- Cape student sues, accuses school officials of slamming her to ground multiple times (04/28/16)45
- Bob Evans restaurant in Cape Girardeau among chain's 21 closings (04/26/16)9
- Missouri House votes to allow concealed weapons without permits (04/28/16)6
- Two hurt in motorcycle wreck on Interstate 55 (04/25/16)1
- Law firm requests information about Cape's traffic cameras (04/25/16)2
- Local lawmakers split over failed medical marijuana bill; voters may have a say (04/26/16)19
- Police report filed, but no charges in incident at Cape Central (04/29/16)36
- Tanker truck catches fire near Oak Ridge (04/24/16)7
- Local company makes eco-friendly kitty litter that cuts cat-box smell (04/25/16)
- Senator introduces bill for I-57 that would connect Sikeston with Little Rock (04/28/16)4
Missouri House disaster committee recommends using "rainy day fund"
JEFFERSON CITY, Mo. -- A Missouri House committee recommends using the state's "rainy day fund" in addition to other sources of revenue as part of the state's response to clean up and recovery from this spring's storms.

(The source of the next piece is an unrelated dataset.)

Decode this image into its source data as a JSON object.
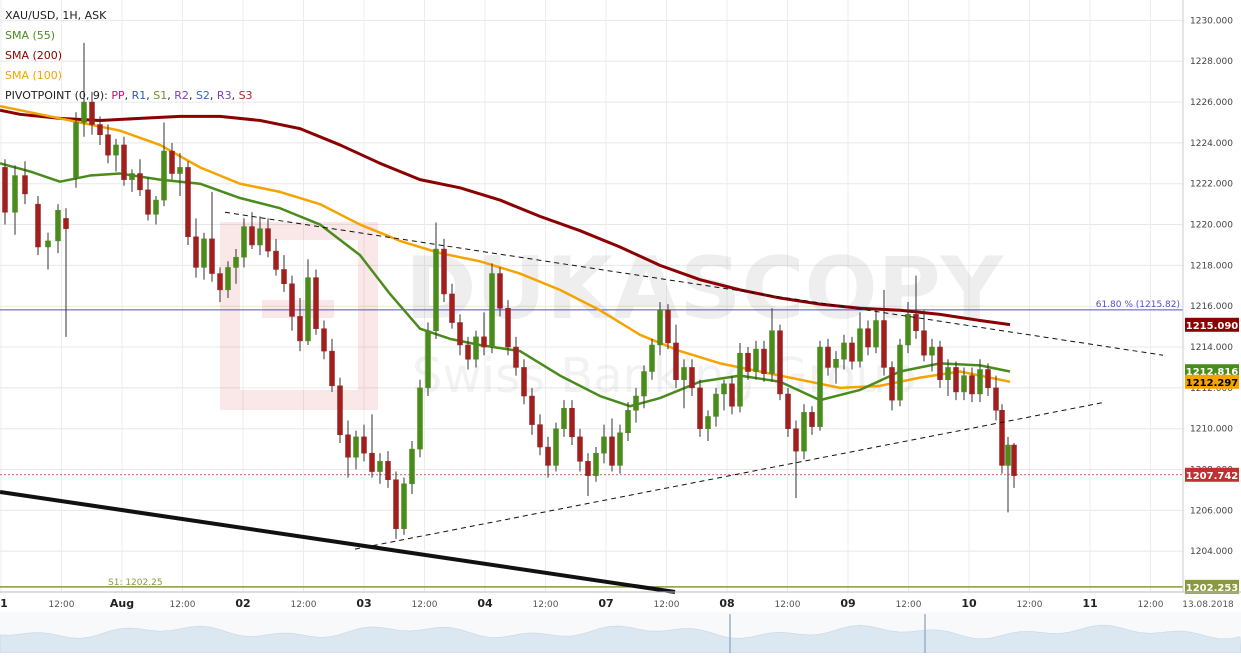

The House Interim Committee on Disaster Recovery on Friday turned in its report to Speaker Steven Tilley, R-Perryville, after a series of hearings throughout regions of the state affected by tornadoes and floods. The committee supports adding disaster response to the governor's call for a special session of the legislature and using the rainy day fund of budget reserves to help pay the state's share of the disaster cleanup and recovery.
The report also supports the formation of a legislative oversight committee to keep an eye on disaster expenses, and it supports an open call by the governor on disaster response, instead of a call that would limit discussion to the use of the budget reserve fund.
"There are multiple solutions to our recovery process that we should be looking at and we should not be too narrow in how we address helping these communities get back on their feet," said committee chairman Rep. Shane Schoeller, R-Willard.
Earlier last week, state budget director Linda Luebbering told the committee that the state is still waiting for estimates of the costs of cleanup and recovery from the Federal Emergency Management Agency.
Use of the rainy day fund could free up about $250 million for cleanup and recovery. In addition, Gov. Jay Nixon has held back about $150 million from the FY 2012 state budget that is earmarked for disaster recovery. It's expected Nixon will call a special session of the legislature to meet in September, around the time of the annual legislative veto session, which is scheduled for the second week in September.